2. In the 1970s, the famous primatologist Jane Goodall made an amazing discovery in the forests of Tanzania. Over the course of four years, one band of chimpanzees waged war on another, systematically killing all its males and raping and abducting its females. Because we humans share 98 percent of our DNA with chimpanzees, some biologists have concluded that both species are natural-born killers. Since the 1990s, though, primatologists in the Congo have found that bonobos—apes that also share 98 percent of their DNA with us—never make war. Will science tell us whether humans are genetically hardwired to be irrationally violent? If we learn that violence is not genetically determined, might we conclude that it is a rational response to the world we live in? Does either conclusion somehow absolve us of responsibility?

3. Late in the 20th century, anthropologists learned that feuding and war were extremely common among the world’s last surviving Stone Age societies. On average, something like 10 to 20 percent of people in these societies died violently, and archaeologists suggest that similar rates applied in prehistoric Stone Age societies. In 20th-century industrialized societies, by contrast—despite two world wars, the use of atom bombs, and multiple genocides—just one to two percent of people died violently. And as Steven Pinker pointed out in his recent book, The Better Angels of Our Nature, in the 21st century the rate is, so far, well below one percent. Why, even though our weapons keep getting more destructive, has the risk that anyone among us might die violently fallen so much? Can that trend continue?

4. Between Napoleon’s defeat in 1815 and the outbreak of World War I in 1914, Britain enjoyed global military and financial dominance of a kind that had never been seen. Few governments dared to wage war without British approval, and the number of interstate conflicts fell to very low levels. When Britain weakened, the Pax Britannica broke down and the planet plunged into two world wars. Since 1989, the United States has enjoyed even greater military and financial dominance, and the number of interstate conflicts has fallen lower still; but many observers suggest that the United States is now weakening and the Pax Americana is breaking down. Is preserving American power the best hope for peace in the 21st century? Are there plausible alternatives?

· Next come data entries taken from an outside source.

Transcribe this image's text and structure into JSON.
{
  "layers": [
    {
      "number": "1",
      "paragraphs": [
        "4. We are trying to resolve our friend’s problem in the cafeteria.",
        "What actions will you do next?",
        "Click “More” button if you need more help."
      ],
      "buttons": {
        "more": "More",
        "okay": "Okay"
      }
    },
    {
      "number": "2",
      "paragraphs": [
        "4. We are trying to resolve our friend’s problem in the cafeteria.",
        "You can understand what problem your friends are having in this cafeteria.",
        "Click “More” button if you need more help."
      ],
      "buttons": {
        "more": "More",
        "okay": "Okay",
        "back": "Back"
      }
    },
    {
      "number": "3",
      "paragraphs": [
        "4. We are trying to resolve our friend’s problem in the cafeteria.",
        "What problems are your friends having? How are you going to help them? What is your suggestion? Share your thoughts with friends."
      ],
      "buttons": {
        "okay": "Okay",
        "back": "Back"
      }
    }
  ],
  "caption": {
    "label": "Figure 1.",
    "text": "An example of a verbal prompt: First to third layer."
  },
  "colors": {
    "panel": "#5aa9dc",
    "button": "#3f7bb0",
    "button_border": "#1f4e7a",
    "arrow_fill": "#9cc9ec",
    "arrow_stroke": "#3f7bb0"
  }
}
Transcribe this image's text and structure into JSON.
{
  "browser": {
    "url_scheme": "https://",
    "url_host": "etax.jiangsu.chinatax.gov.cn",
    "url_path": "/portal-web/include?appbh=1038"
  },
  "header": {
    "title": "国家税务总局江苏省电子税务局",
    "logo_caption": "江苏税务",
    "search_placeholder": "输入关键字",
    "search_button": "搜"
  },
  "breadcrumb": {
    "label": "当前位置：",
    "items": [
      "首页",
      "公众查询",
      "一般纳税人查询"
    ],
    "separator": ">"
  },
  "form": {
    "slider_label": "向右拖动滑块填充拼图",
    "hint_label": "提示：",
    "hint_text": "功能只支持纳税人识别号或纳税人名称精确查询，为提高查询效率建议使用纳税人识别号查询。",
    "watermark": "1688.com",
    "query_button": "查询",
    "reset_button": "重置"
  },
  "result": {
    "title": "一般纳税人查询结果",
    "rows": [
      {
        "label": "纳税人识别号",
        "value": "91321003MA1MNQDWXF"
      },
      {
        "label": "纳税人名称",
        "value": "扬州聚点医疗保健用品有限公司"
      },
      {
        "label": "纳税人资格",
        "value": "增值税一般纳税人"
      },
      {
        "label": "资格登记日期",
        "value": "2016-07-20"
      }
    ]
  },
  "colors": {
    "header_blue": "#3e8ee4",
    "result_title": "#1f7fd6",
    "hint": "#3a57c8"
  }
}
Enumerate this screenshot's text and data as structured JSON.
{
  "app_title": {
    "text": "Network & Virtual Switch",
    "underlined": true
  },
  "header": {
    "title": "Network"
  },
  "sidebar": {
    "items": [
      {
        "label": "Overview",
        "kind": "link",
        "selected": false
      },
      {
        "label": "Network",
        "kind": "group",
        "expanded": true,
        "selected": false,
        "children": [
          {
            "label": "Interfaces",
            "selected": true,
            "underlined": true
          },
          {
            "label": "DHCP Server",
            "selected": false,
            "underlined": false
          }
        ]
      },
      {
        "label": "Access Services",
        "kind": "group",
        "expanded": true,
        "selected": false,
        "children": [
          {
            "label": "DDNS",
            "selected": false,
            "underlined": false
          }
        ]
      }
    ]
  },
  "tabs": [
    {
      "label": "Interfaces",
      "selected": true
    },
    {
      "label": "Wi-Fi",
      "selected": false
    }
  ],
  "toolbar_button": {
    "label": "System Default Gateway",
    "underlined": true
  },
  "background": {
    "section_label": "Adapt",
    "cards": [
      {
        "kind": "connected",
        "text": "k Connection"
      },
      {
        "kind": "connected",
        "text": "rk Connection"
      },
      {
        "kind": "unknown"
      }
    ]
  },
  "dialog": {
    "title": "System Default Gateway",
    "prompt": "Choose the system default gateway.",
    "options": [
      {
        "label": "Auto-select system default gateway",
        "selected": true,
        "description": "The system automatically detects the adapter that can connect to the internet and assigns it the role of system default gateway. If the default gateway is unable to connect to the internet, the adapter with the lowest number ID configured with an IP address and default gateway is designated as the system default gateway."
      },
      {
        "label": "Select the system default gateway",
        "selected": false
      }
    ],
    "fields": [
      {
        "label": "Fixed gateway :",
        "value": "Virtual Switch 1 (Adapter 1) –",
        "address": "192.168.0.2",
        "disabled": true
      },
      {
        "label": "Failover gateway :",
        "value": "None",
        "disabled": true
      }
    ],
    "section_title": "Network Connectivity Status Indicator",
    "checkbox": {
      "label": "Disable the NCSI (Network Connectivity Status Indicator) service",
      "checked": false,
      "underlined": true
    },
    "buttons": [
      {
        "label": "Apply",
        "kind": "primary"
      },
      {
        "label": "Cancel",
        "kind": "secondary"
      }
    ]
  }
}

5. Computers and robots are increasingly important in war. Since the 1991 Gulf War, computerized bombs and missiles have become much more accurate, reducing civilian casualties. Advocates of U.S. drone strikes argue that they have suppressed al Qaeda in Afghanistan, Pakistan, and Yemen while killing far fewer people than any other weapons would have done. By the 2040s, many experts suggest, wealthy countries will be using fully robotic weapon systems, removing the need to risk human lives on the battlefield at all. Is the computerization of war making the world a safer place? Can we imagine a time when war is utterly mechanized on both sides and no human casualties result? Will we call it war?

6. In the 1980s, there were 70,000 nuclear weapons in the world, enough to kill about a billion people, but this, many Cold War strategists argued, made the world safer because neither the United States nor the USSR dared use them. The fall of the Soviet Union rendered mutual assured destruction meaningless, and since 1989 the number of warheads in the world has fallen by 90 percent. Some statesmen even speak of a zero option, banning nuclear weapons altogether. However, nuclear proliferation is accelerating. There are now nine nuclear powers, and if Iran becomes the 10th, Turkey, Saudi Arabia, and the United Arab Emirates seem likely to follow suit in a Middle East nuclear arms race. The risk that nonstate terrorists might get nuclear weapons is also rising, producing a military balance far more complicated than that of the Cold War. In this case, would the zero option ever be wise?

Permission required for reprinting, reproducing, or other uses.

Ian Morris is the author of Why the West Rules—For Now, winner of the 2011 PEN Center USA Award for Creative Nonfiction.


Please enter a valid email address
That address is already in use
The security code entered was incorrect
Thanks for signing up